Predatory marriage and the legal protections to put in place
Nina Gurra

Predatory marriage and the legal protections to put in place

Daphne Frank’s devasting account of her mother falling victim to a predatory marriage highlights the need for better protection of vulnerable people who could be targeted by abusers. For more information -

Members of Solicitors for the Elderly (SFE), the national membership body which supports older and vulnerable people, has seen an increase of 13% in these types of cases. 

As it stands, there are few protections in place that help the victim and their loved ones. Once a wedding has occurred, it’s difficult to protect the vulnerable person in question, even with proof of coercion or proof of the victim’s lack of mental capacity. Relatives could also face an emotional and expensive process if they wish to reclaim their loved one’s estate after they’ve passed. 

The campaign for change

Daphne Franks and her local MP, Fabian Hamilton, is spearheading a campaign to change the law to better protect victims and their families; Wills not to be automatically revoked upon marriage, thorough capacity testing and registrars to have sufficient training to spot potential predators who could be taking advantage of someone.

In 2018, Fabian Hamilton presented a private members bill on the issue to the House of Commons but has yet to meet the Registrar General to discuss the possible changes.

What should you do if you have concerns about a loved one?

If you suspect a family member or loved one has entered a predatory marriage, it is important that you raise your concerns with them and try to encourage an annulment. If the person in question doesn’t have the adequate mental capacity to do so, you can make an application to the court of protection.

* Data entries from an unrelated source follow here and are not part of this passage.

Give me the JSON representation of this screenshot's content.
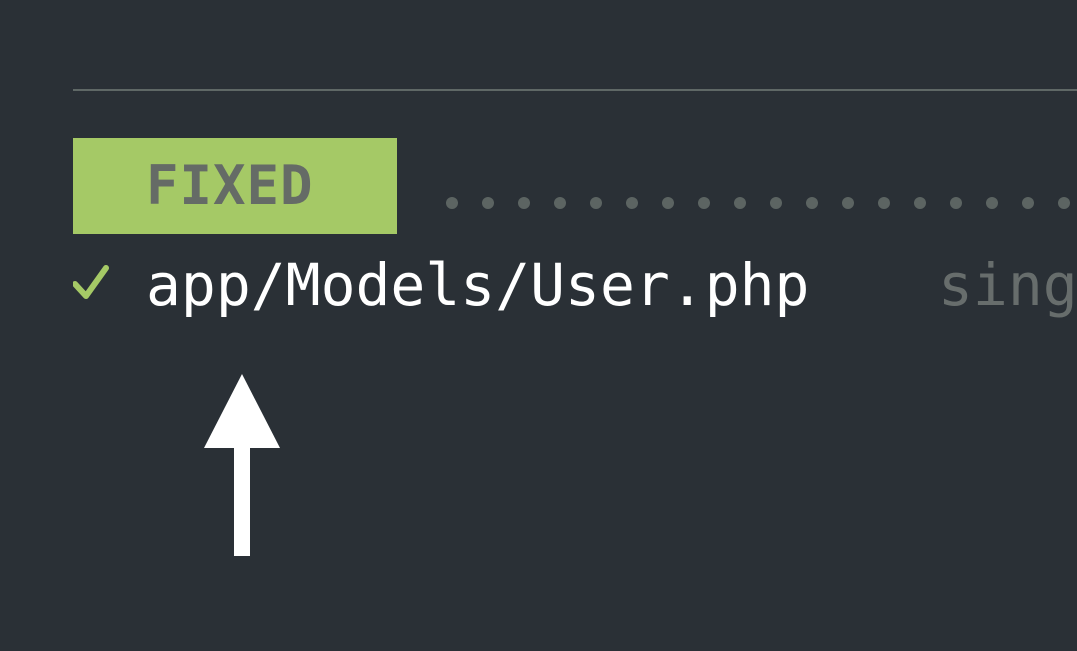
{
  "result": {
    "status_label": "FIXED",
    "status_color": "#a5c966",
    "file_path": "app/Models/User.php",
    "rule_name_partial": "sing",
    "icon": "check-icon"
  },
  "annotation": {
    "icon": "arrow-up-icon"
  }
}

They should be encouraged to make a new will as the marriage will have revoked any previous will. If a person doesn’t have the capacity to make a will, an application for a statutory will can be made to the court of protection, although this is trickier.

These steps can’t fully prevent a predator from marrying and financially or emotionally abusing a loved one. However, conversations centred around your later life wishes are a good step to take as a preventative measure. Formalising these by drafting Wills or Lasting Powers of Attorney (LPAs) will give you, or your loved one, a higher level of protection should you, or they, ever lose capacity.

Seek specialist legal advice

Where possible, you should speak to a specialist lawyer experienced in this area of law when putting legal protection in place. 

Here at Neves, we have solicitors that are members of SFE (Solicitors for the Elderly). These solicitors are specialist trained and have substantial experience in providing advice to older and vulnerable people, their families and carers.

Get in touch with our specialist SFE solicitors by calling 0330 0945 500, email or complete our contact form and we'll get back to you.